Acne is a disease that affects the oil-producing glands (sebaceous glands) in the skin. The oil these glands make is called sebum. Sebaceous glands produce very little sebum before puberty, but during puberty they start to make larger quantities due to increase of hormones that follows puberty. Sebum normally flows up to the skin surface through hair follicles. Acne occurs when the path of sebum is blocked, usually by dead skin cells mixed with sebum. The hormones that have the greatest effect on the sebaceous glands are the male hormones called androgens. Both women and men carry male hormones, of course, in different quantities.
Your hormones also affect the way your skin grows and sheds dead cells during this time of your life-they can stick together and clog your pores. Sebum builds up in the follicle, becomes infected leading to the basic acne pimple. In some cases, the follicle becomes so full that it bursts (squeezing can also cause the follicle to burst). Inflammation and redness can then spread to surrounding parts of the skin. The result is a large and painful lump under the skin called an acne nodule. Acne nodules often leave scars when they heal.
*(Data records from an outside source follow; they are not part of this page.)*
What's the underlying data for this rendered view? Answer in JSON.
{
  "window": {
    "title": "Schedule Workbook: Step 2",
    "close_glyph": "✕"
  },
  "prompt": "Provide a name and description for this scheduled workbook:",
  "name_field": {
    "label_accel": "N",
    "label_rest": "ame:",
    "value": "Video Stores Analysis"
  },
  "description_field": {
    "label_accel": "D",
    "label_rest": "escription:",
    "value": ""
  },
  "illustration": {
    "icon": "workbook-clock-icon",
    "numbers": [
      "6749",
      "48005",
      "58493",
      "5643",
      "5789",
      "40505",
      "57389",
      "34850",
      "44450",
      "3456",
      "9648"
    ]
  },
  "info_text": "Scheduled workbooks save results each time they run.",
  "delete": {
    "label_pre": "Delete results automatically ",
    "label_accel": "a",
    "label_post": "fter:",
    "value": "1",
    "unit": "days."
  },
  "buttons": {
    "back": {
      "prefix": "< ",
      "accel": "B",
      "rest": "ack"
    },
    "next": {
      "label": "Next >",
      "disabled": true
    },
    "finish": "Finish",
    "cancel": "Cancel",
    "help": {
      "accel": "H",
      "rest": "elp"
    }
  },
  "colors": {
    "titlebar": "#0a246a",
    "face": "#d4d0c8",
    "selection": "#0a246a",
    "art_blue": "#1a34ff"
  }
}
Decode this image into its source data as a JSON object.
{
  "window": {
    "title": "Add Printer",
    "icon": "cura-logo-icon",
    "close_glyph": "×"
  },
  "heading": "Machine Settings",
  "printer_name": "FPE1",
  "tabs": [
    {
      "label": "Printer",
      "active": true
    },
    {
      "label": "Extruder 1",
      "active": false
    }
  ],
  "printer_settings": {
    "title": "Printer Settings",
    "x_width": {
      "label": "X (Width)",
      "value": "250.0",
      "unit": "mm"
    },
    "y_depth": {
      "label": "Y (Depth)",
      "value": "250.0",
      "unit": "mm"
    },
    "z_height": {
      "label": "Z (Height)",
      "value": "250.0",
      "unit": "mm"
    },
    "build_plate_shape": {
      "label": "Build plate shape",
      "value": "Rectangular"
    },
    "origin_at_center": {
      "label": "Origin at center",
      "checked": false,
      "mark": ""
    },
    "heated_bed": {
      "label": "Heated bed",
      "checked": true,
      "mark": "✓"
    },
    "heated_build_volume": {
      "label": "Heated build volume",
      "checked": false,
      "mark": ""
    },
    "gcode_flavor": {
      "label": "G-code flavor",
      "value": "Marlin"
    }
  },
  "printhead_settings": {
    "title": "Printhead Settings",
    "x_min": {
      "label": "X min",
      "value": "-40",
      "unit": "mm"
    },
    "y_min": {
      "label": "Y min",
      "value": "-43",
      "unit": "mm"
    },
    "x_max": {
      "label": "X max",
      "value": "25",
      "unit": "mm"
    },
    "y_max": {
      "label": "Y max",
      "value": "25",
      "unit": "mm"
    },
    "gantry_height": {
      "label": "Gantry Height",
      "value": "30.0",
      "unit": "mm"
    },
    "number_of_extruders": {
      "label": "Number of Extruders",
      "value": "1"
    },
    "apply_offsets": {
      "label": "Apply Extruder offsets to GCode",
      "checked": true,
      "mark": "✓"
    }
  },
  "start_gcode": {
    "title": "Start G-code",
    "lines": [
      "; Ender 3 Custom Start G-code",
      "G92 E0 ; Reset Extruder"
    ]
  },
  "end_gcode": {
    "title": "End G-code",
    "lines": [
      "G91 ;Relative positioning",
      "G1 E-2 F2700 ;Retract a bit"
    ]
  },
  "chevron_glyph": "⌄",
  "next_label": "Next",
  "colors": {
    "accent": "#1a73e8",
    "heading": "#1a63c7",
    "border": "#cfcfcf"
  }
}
Contrary to what you may have heard, greasy foods and foods in general do not cause acne, neither does poor hygiene. Scrubbing with cleansers or a harsh cloth is not likely to clear it up and may actually worsen it. Oral antibiotics are typically reserved for moderate to severe cases that involve the formation of nodules. For patients with severe acne, early intervention is key to preventing acne scarring. For this reason, you need to see Dr. Claiborne who will prescribe proper treatment and topical and/or oral medications.